Wednesday, April 25, 2018

PSC T-55

PSC released their first 1/72 modern tank model in the form of the T-55 as part of a "willstarter" pre-order program (200 pre-orders and they will produce the kit).

These are quick build models designed for wargaming, with three tanks in every box. Optional parts allow you to make the T-55 (Soviet or Polish), T-55A (Soviet, Czech, or Polish), or the T-55AM2.

The details on the parts are on the chunky side, giving the models a toyish look. Also, if you look closely at the parts, you can see layer lines, suggesting that the original pieces were probably created using 3D printing technology.

The tracks are pretty disappointing, and I'm not sure that there is any easy way to make them better looking. The rear drive sprockets also look to be somewhat oversized.

The turret is missing the ports for the coaxial machinegun and telescopic sight. There is also no IR searchlight for the commander's cupola (if anyone with the 15mm version of this kit wants to sell their extra searchlights, please contact me - I think they might work perfectly as the commander's searchlight in 1/72).

The rivets on the cupolas are enormous, and the DShK is very chunky. I also don't think that the T-55A loader's hatch is correct for the Czech version.
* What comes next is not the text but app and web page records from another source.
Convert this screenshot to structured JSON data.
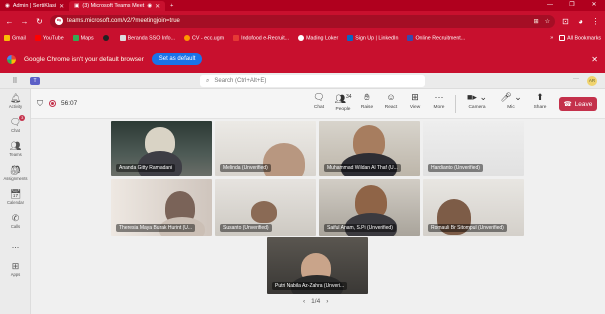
{
  "browser": {
    "tabs": [
      {
        "title": "Admin | SertiKlasi",
        "active": false
      },
      {
        "title": "(3) Microsoft Teams Meet",
        "active": true
      }
    ],
    "url": "teams.microsoft.com/v2/?meetingjoin=true",
    "bookmarks": [
      "Gmail",
      "YouTube",
      "Maps",
      "",
      "Beranda SSO Info...",
      "CV - ecc.ugm",
      "Indofood e-Recruit...",
      "Mading Loker",
      "Sign Up | LinkedIn",
      "Online Recruitment..."
    ],
    "all_bookmarks": "All Bookmarks",
    "default_banner": "Google Chrome isn't your default browser",
    "set_default": "Set as default"
  },
  "teams": {
    "search_placeholder": "Search (Ctrl+Alt+E)",
    "user_initials": "AR",
    "rail": [
      {
        "label": "Activity",
        "icon": "bell-icon"
      },
      {
        "label": "Chat",
        "icon": "chat-icon",
        "badge": "3"
      },
      {
        "label": "Teams",
        "icon": "teams-icon"
      },
      {
        "label": "Assignments",
        "icon": "assignments-icon"
      },
      {
        "label": "Calendar",
        "icon": "calendar-icon"
      },
      {
        "label": "Calls",
        "icon": "phone-icon"
      },
      {
        "label": "...",
        "icon": "more-icon"
      },
      {
        "label": "Apps",
        "icon": "apps-icon"
      }
    ],
    "meeting": {
      "timer": "56:07",
      "tools": [
        {
          "label": "Chat",
          "icon": "chat-icon"
        },
        {
          "label": "People",
          "icon": "people-icon",
          "count": "34"
        },
        {
          "label": "Raise",
          "icon": "hand-icon"
        },
        {
          "label": "React",
          "icon": "smile-icon"
        },
        {
          "label": "View",
          "icon": "grid-icon"
        },
        {
          "label": "More",
          "icon": "more-icon"
        }
      ],
      "devices": [
        {
          "label": "Camera",
          "icon": "camera-icon"
        },
        {
          "label": "Mic",
          "icon": "mic-icon"
        },
        {
          "label": "Share",
          "icon": "share-icon"
        }
      ],
      "leave": "Leave",
      "participants": [
        "Ananda Gitty Ramadani",
        "Melinda (Unverified)",
        "Muhammad Wildan Al Thaf (U...",
        "Hardianto (Unverified)",
        "Theresia Maya Burak Hurint (U...",
        "Susanto (Unverified)",
        "Saiful Anam, S.Pi (Unverified)",
        "Romauli Br Sitompul (Unverified)",
        "Putri Nabila Az-Zahra (Unveri..."
      ],
      "pager": "1/4"
    }
  }
}
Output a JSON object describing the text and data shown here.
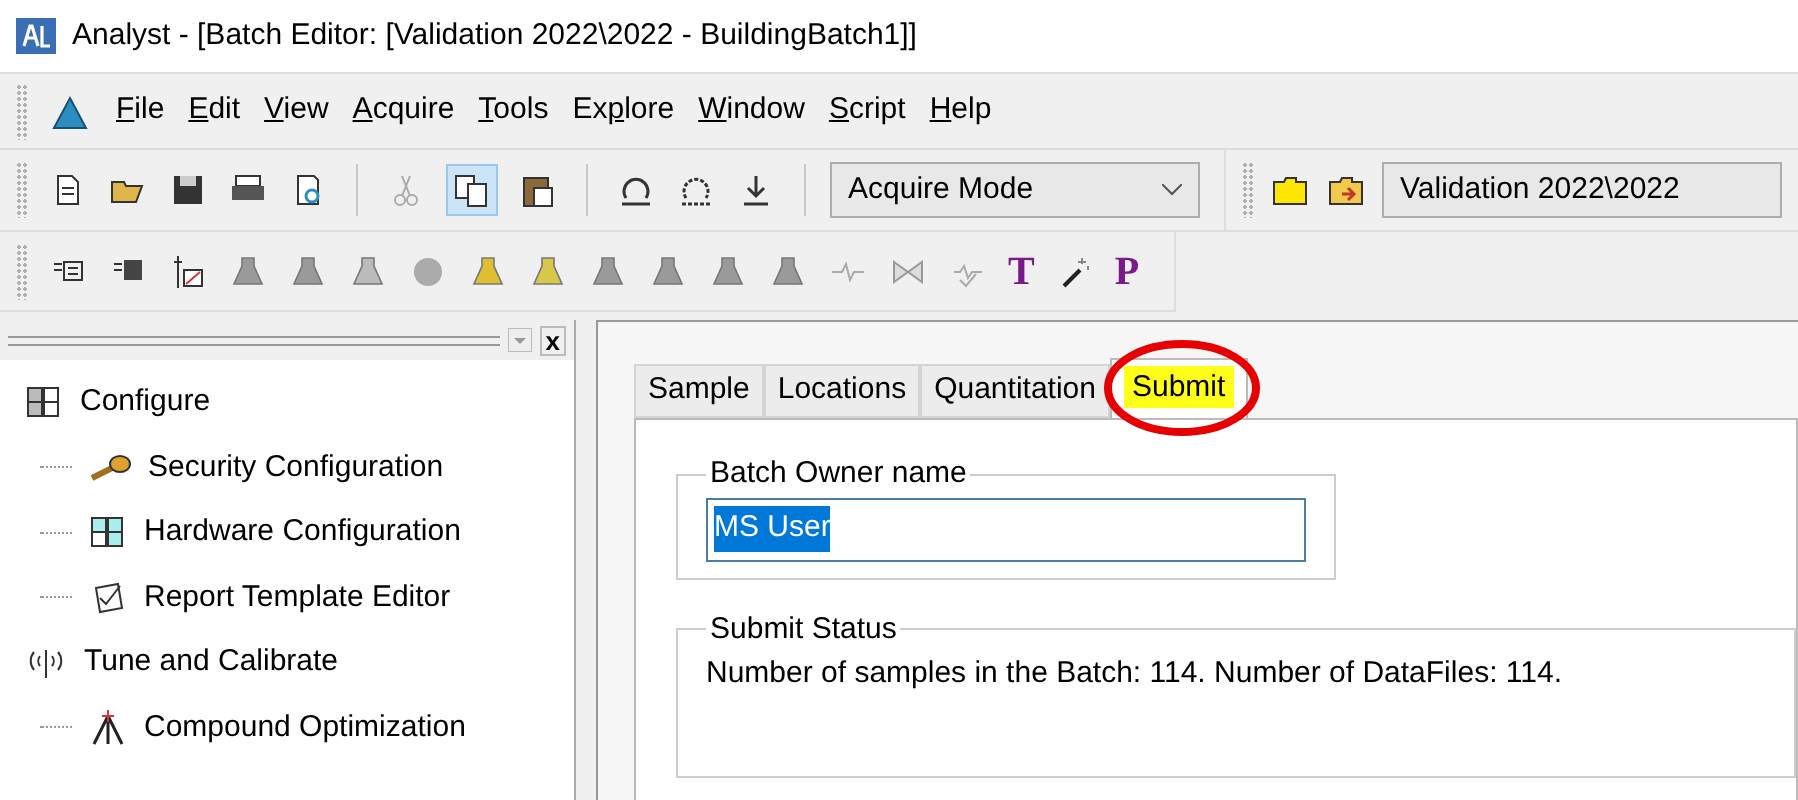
{
  "window": {
    "title": "Analyst - [Batch Editor: [Validation 2022\\2022 - BuildingBatch1]]"
  },
  "menu": [
    {
      "key": "F",
      "after": "ile"
    },
    {
      "key": "E",
      "after": "dit"
    },
    {
      "key": "V",
      "after": "iew"
    },
    {
      "key": "A",
      "after": "cquire"
    },
    {
      "key": "T",
      "after": "ools"
    },
    {
      "before": "Ex",
      "key": "p",
      "after": "lore"
    },
    {
      "key": "W",
      "after": "indow"
    },
    {
      "key": "S",
      "after": "cript"
    },
    {
      "key": "H",
      "after": "elp"
    }
  ],
  "toolbar": {
    "mode_select": {
      "value": "Acquire Mode"
    },
    "project_select": {
      "value": "Validation 2022\\2022"
    },
    "copy_pressed": true
  },
  "toolbar2": {
    "text_tool": "T",
    "p_tool": "P"
  },
  "navigator": {
    "close": "x",
    "groups": [
      {
        "label": "Configure",
        "children": [
          {
            "label": "Security Configuration"
          },
          {
            "label": "Hardware Configuration"
          },
          {
            "label": "Report Template Editor"
          }
        ]
      },
      {
        "label": "Tune and Calibrate",
        "children": [
          {
            "label": "Compound Optimization"
          }
        ]
      }
    ]
  },
  "tabs": [
    {
      "label": "Sample",
      "selected": false,
      "highlighted": false
    },
    {
      "label": "Locations",
      "selected": false,
      "highlighted": false
    },
    {
      "label": "Quantitation",
      "selected": false,
      "highlighted": false
    },
    {
      "label": "Submit",
      "selected": true,
      "highlighted": true
    }
  ],
  "owner": {
    "legend": "Batch Owner name",
    "value": "MS User",
    "text_selected": true
  },
  "status": {
    "legend": "Submit Status",
    "text": "Number of samples in the Batch: 114. Number of DataFiles: 114."
  }
}
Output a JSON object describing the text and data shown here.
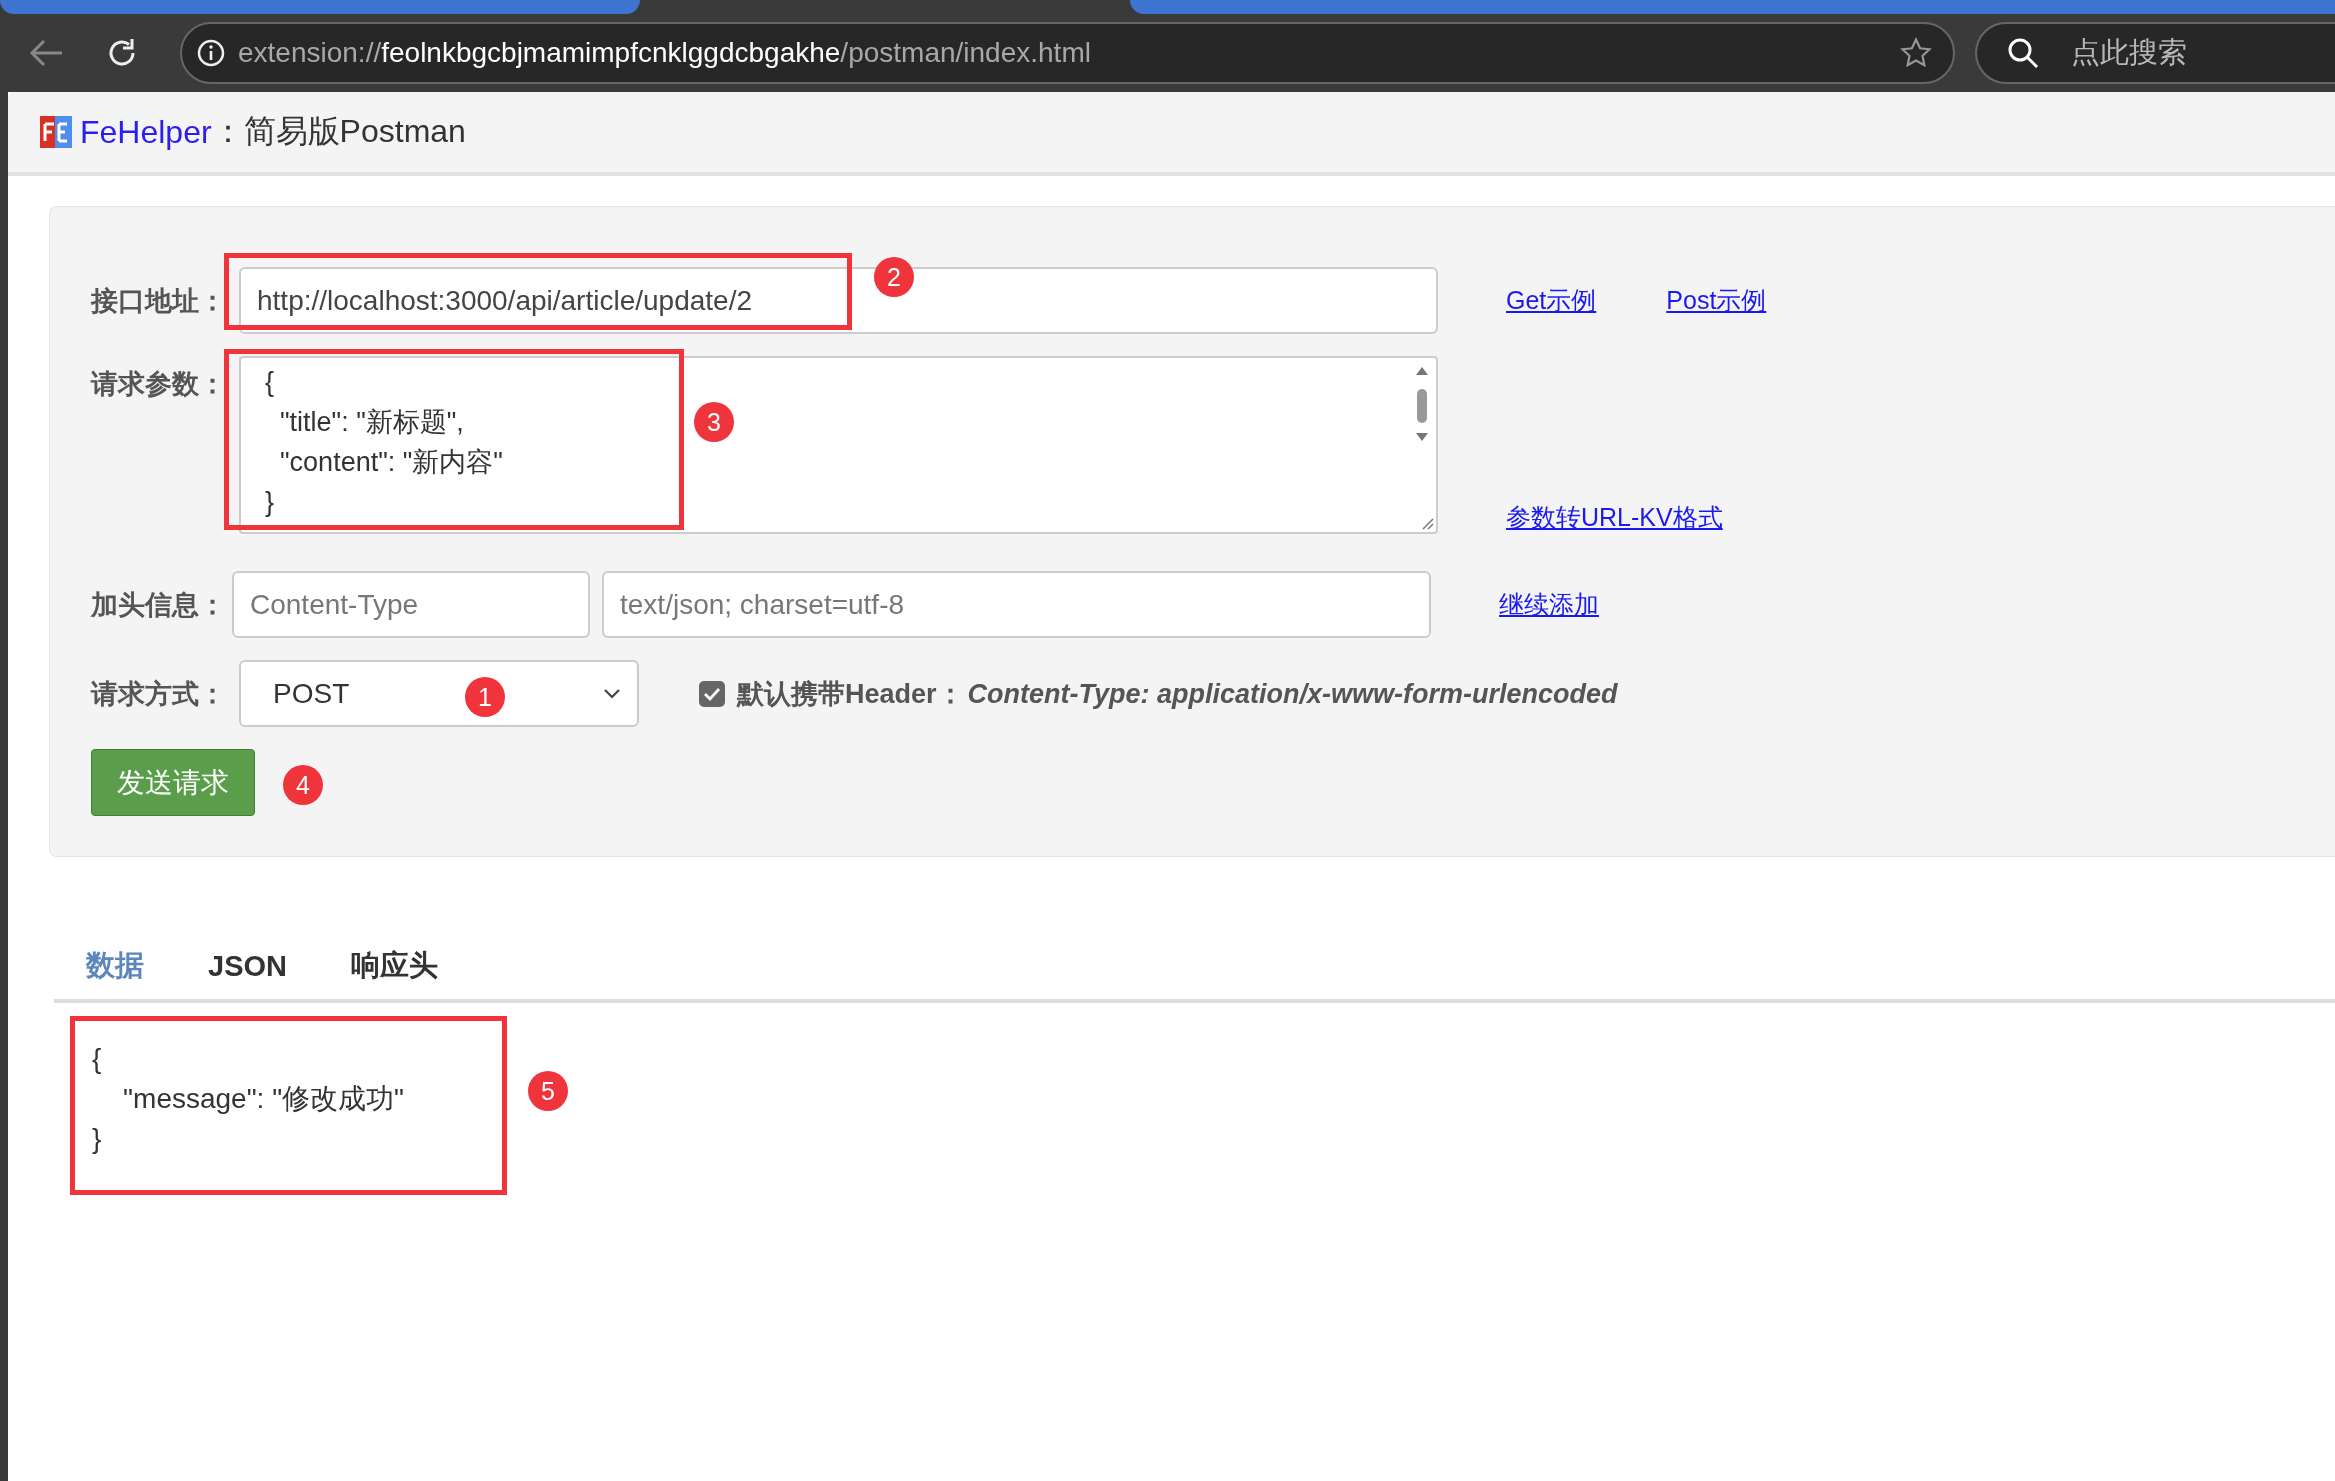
{
  "browser": {
    "url_scheme": "extension://",
    "url_host": "feolnkbgcbjmamimpfcnklggdcbgakhe",
    "url_path": "/postman/index.html",
    "search_placeholder": "点此搜索"
  },
  "header": {
    "brand": "FeHelper",
    "title": "：简易版Postman"
  },
  "form": {
    "url": {
      "label": "接口地址：",
      "value": "http://localhost:3000/api/article/update/2"
    },
    "example_links": [
      "Get示例",
      "Post示例"
    ],
    "params": {
      "label": "请求参数：",
      "lines": [
        "{",
        "  \"title\": \"新标题\",",
        "  \"content\": \"新内容\"",
        "}"
      ]
    },
    "convert_link": "参数转URL-KV格式",
    "headers": {
      "label": "加头信息：",
      "key_placeholder": "Content-Type",
      "value_placeholder": "text/json; charset=utf-8"
    },
    "add_link": "继续添加",
    "method": {
      "label": "请求方式：",
      "value": "POST"
    },
    "default_header": {
      "checked": true,
      "label": "默认携带Header：",
      "value": "Content-Type: application/x-www-form-urlencoded"
    },
    "send_button": "发送请求"
  },
  "result_tabs": [
    {
      "label": "数据",
      "selected": true
    },
    {
      "label": "JSON",
      "selected": false
    },
    {
      "label": "响应头",
      "selected": false
    }
  ],
  "response": {
    "lines": [
      "{",
      "    \"message\": \"修改成功\"",
      "}"
    ]
  },
  "annotations": [
    {
      "number": "2"
    },
    {
      "number": "3"
    },
    {
      "number": "1"
    },
    {
      "number": "4"
    },
    {
      "number": "5"
    }
  ]
}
In most of the pictures that I found, the hatch was more like the one designated for the T-55 in the instructions.

The loader's hatch cover also seemed to be rather unusual, being particularly thick, and with a lip around the edge.

The round shape seems okay, but most pictures seem to show that the cover is either flat or slightly domed.

For some tanks, the cover was also more "D" shaped, but there was no option for this type of hatch cover in the kit. Since my plan was to build a T-55A of the Sri Lanka Armoured Corps, I decided to start off by modifying the loader's hatch cover to reflect this appearance. I used a circle template and etched an arc with my scribing tool.

The arc should have been wider, so I had to file it down to a flatter shape after I cut the cover in two. I also thinned the plastic down a bit, though it's probably still too thick.

After that, I assembled all the major parts of the tank (which probably took less than 10 minutes), then took some comparison shots with a Hobby Master T-55A (HG3315).

As far as the two tanks compare, the hull of the Hobby Master tank is about 1mm wider, but they are pretty much the same length. The PSC tank actually looks shorter, but this is due to the turret being set further back on the hull so that the barrel of the cannon is 2mm further back.

The Hobby Master tank has a rounder turret, while the PSC tank has a more egg-shaped turret. I do not know which one is more accurate.

Despite the various deficiencies that I mentioned earlier, I still think the PSC models are well worth getting. They are sturdy models that are great for wargaming, and definitely look the part of a T-55. There are a lot of spare parts, and the D10T barrel is particularly nice (it really comes in handy if you have any Ace T54/T55/Type59 models with their poorly shaped guns).